◆ ACTION ITEM ◆
Retype the listing exactly. Leave out the images.

* * *

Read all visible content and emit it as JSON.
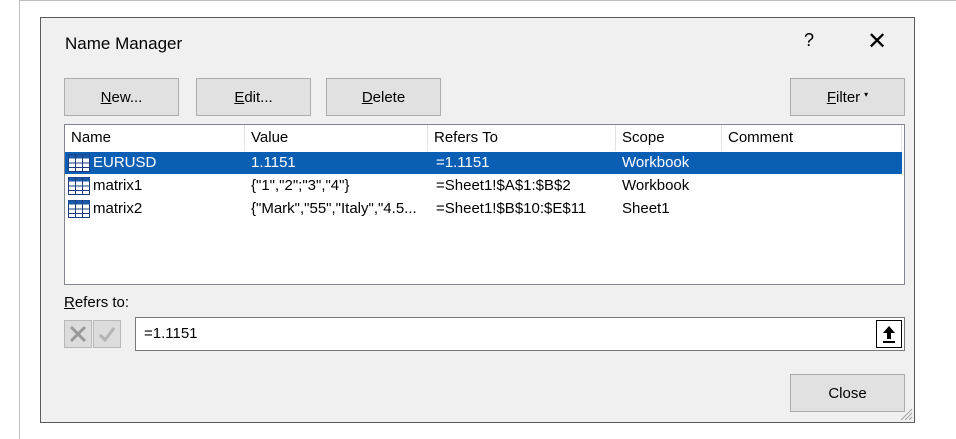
{
  "window": {
    "title": "Name Manager",
    "help_glyph": "?",
    "close_glyph": "✕"
  },
  "toolbar": {
    "new_key": "N",
    "new_rest": "ew...",
    "edit_key": "E",
    "edit_rest": "dit...",
    "delete_key": "D",
    "delete_rest": "elete",
    "filter_key": "F",
    "filter_rest": "ilter",
    "filter_caret": "▾"
  },
  "table": {
    "columns": [
      "Name",
      "Value",
      "Refers To",
      "Scope",
      "Comment"
    ],
    "rows": [
      {
        "name": "EURUSD",
        "value": "1.1151",
        "refers_to": "=1.1151",
        "scope": "Workbook",
        "comment": "",
        "selected": true
      },
      {
        "name": "matrix1",
        "value": "{\"1\",\"2\";\"3\",\"4\"}",
        "refers_to": "=Sheet1!$A$1:$B$2",
        "scope": "Workbook",
        "comment": "",
        "selected": false
      },
      {
        "name": "matrix2",
        "value": "{\"Mark\",\"55\",\"Italy\",\"4.5...",
        "refers_to": "=Sheet1!$B$10:$E$11",
        "scope": "Sheet1",
        "comment": "",
        "selected": false
      }
    ]
  },
  "refers_to": {
    "label_key": "R",
    "label_rest": "efers to:",
    "value": "=1.1151"
  },
  "footer": {
    "close_label": "Close"
  },
  "colors": {
    "selection": "#0a5fb5",
    "dialog_bg": "#f0f0f0",
    "button_bg": "#e1e1e1"
  },
  "icons": [
    "name-range-icon",
    "cancel-x-icon",
    "confirm-check-icon",
    "collapse-dialog-arrow-icon",
    "resize-grip-icon"
  ]
}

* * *

◆ EXERCISE OUTPUT ◆
Read all visible content and emit it as JSON.
{
  "window": {
    "title": "Name Manager",
    "help_glyph": "?",
    "close_glyph": "✕"
  },
  "toolbar": {
    "new_key": "N",
    "new_rest": "ew...",
    "edit_key": "E",
    "edit_rest": "dit...",
    "delete_key": "D",
    "delete_rest": "elete",
    "filter_key": "F",
    "filter_rest": "ilter",
    "filter_caret": "▾"
  },
  "table": {
    "columns": [
      "Name",
      "Value",
      "Refers To",
      "Scope",
      "Comment"
    ],
    "rows": [
      {
        "name": "EURUSD",
        "value": "1.1151",
        "refers_to": "=1.1151",
        "scope": "Workbook",
        "comment": "",
        "selected": true
      },
      {
        "name": "matrix1",
        "value": "{\"1\",\"2\";\"3\",\"4\"}",
        "refers_to": "=Sheet1!$A$1:$B$2",
        "scope": "Workbook",
        "comment": "",
        "selected": false
      },
      {
        "name": "matrix2",
        "value": "{\"Mark\",\"55\",\"Italy\",\"4.5...",
        "refers_to": "=Sheet1!$B$10:$E$11",
        "scope": "Sheet1",
        "comment": "",
        "selected": false
      }
    ]
  },
  "refers_to": {
    "label_key": "R",
    "label_rest": "efers to:",
    "value": "=1.1151"
  },
  "footer": {
    "close_label": "Close"
  },
  "colors": {
    "selection": "#0a5fb5",
    "dialog_bg": "#f0f0f0",
    "button_bg": "#e1e1e1"
  },
  "icons": [
    "name-range-icon",
    "cancel-x-icon",
    "confirm-check-icon",
    "collapse-dialog-arrow-icon",
    "resize-grip-icon"
  ]
}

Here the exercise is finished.